The Liberal Democratic Party (LDP) led by incoming Japanese prime minister Shinzo Abe will ditch the current overdraft limit so it can pay for the whopping stimulus, reports said, even as ratings agencies have warned Tokyo over its spending.
“We must work out a supplementary budget urgently,” the party’s deputy head Masahiko Komura told reporters in the Japanese capital. “From a macroeconomic viewpoint, some ￥10 trillion [US$118 billion] will probably be needed.”
In his election campaign Abe vowed to boost infrastructure spending and pressure the Bank of Japan to boost its economic offensive with aggressive stimulus. The central bank ends a closely-watched two-day policy meeting today.
Japan’s economy shrank in the July to September quarter and has been sideswiped by a batch of gloomy data, with data yesterday showing last month’s trade deficit widening by nearly 38 percent year-on-year to a record for the month.

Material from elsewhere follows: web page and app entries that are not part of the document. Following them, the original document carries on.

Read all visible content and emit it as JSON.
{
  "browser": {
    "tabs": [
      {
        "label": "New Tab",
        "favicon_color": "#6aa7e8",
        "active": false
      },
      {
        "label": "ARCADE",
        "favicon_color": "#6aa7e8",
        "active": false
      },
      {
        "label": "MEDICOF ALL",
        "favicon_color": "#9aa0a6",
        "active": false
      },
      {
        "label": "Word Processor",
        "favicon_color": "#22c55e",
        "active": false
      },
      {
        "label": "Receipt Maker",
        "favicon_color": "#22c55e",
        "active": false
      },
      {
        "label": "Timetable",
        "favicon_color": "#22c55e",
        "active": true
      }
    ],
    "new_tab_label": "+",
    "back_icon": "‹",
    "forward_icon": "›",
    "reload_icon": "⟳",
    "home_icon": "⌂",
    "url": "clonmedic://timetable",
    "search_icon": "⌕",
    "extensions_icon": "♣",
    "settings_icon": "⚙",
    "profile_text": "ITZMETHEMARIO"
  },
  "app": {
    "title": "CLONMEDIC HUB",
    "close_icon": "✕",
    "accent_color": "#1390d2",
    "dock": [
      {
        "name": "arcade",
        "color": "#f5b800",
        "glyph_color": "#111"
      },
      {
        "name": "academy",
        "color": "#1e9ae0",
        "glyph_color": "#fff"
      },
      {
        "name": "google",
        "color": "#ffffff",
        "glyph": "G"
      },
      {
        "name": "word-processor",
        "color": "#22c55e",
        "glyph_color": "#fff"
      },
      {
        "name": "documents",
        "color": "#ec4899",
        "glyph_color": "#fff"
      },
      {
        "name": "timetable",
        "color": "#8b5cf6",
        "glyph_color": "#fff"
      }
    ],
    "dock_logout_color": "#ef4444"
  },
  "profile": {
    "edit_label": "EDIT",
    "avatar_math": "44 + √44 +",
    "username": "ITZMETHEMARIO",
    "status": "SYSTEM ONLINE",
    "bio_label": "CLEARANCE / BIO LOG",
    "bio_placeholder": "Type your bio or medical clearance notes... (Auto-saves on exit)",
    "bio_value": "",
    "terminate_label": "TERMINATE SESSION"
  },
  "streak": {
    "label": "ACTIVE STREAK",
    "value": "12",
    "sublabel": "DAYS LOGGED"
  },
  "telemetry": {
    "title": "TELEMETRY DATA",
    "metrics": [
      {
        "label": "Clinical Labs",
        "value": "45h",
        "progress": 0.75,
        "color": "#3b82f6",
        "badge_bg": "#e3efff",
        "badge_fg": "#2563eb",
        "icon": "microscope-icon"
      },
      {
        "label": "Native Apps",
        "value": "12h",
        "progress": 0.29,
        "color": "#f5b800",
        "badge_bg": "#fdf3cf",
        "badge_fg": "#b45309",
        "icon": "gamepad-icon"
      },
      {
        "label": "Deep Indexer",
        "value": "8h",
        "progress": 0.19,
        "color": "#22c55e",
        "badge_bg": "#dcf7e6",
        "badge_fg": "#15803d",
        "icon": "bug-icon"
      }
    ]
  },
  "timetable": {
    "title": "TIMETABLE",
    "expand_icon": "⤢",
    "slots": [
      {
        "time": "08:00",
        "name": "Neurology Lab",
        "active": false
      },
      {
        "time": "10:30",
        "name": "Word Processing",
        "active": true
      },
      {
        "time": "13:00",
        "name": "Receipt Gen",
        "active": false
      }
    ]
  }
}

Abe’s proposed package would be half financed by a surplus from the last fiscal year and a reserve fund for covering government bond repayments, while the remainder would be paid for with newly issued debt, the Nikkei business daily reported yesterday.
The Nikkei added that the LDP, which swept to victory in national elections at the weekend, may tweak a ￥44 trillion annual spending cap approved by ousted Japanese prime minister Yoshihiko Noda, who resigned as head of the Democratic Party of Japan following Sunday’s defeat.
The cap is aimed at halving the fiscal deficit by 2015 from 2010 levels, as Tokyo struggles to balance growth while reining in its huge public spending.
The country’s total debt stands at more than twice its GDP, the worst in the industrialized world and a debt burden that has seen global agencies downgrade Japan’s credit rating.
Noda pushed through a plan to double Japan’s sales tax to 10 percent by 2015 to raise revenue, which the LDP has said it will review based on the state of the economy.
Last month Tokyo approved ￥880 billion in spending, following about ￥420 billion in emergency spending in October.
Lawmakers also passed a crucial deficit-financing bond bill last month that will allow Tokyo to pay for a huge chunk of this year’s public spending, avoiding the country’s own fiscal cliff.
The bonds were crucial to raising funds to pay for about 40 percent of government spending in the year to March.
Japan’s rapidly aging society means an increasing number of pensioners need to be supported by a dwindling workforce and a shrinking tax base.
However, most of Tokyo’s debt is held domestically, which means Japan largely avoids the kind of outside criticism that has been leveled at Greece and other European nations hammered by fiscal turmoil.